Preferred Stock – Ship Owners
By: Tim McPartland,
Below we list those preferred stocks of companies related to the shipping industry. These are primarily companies that own ships (tankers, bry bulkers, container ships etc) and lease them to others.
Additionally we have listed the issues by issuer and included the pricing and dividends on the common stock and common units of the issuer. Some potential buyers of preferred stocks of these companies like to have a ‘margin of safety’ by buying companies that have common share distributions which would have to be ended before the preferred distributions are affected by any rough economic conditions.
From this page you can start your research on Preferred Stocks. With current prices and yields you should be able to select a few that appear to meet your yield requirements and risk profile.
How do You Buy Preferred Stocks?
You buy Preferreds just like you would any stock. Put in an order in your brokerage account and wait. The prime difference with preferred stocks is most trade very ‘thin’ (little volume) so you should always use ‘limit’ orders or you may pay way more than is necessary for your shares.
Yield to Call Assumptions
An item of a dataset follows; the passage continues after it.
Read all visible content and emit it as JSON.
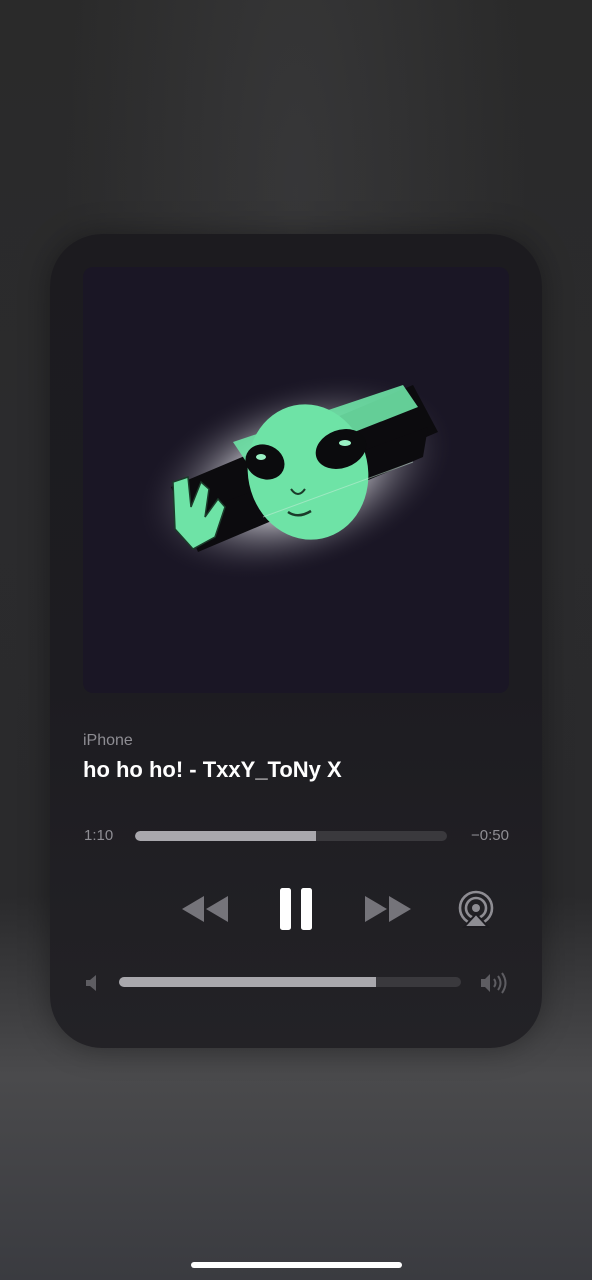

The Yield to Call numbers shown should be viewed as approximate. If the issue is trading below par the YTC is always positive, if the issue is trading above par the YTC is always negative when past the 1st call date. This is because the assumption is that a callable issue (past the 1st call date) will be called the next available day (tomorrow). This is because we have no way to know when/if actual call day may arrive. Additionally our formula does NOT pick up accrued dividends at this point in time so the YTC shown is off by 0 to 1.5%. For issues past their first call date this also represents Yield to Worst (YTW)
If the issue is not past the first possible call date the YTC shown should be very close to correct and can be considered YTW also.
On 8/18/2014 we added a column to indicate whether a dividend is a ‘qualified’ dividend or not. You NEED to understand the various ins and outs of the qualified dividend–more info is here.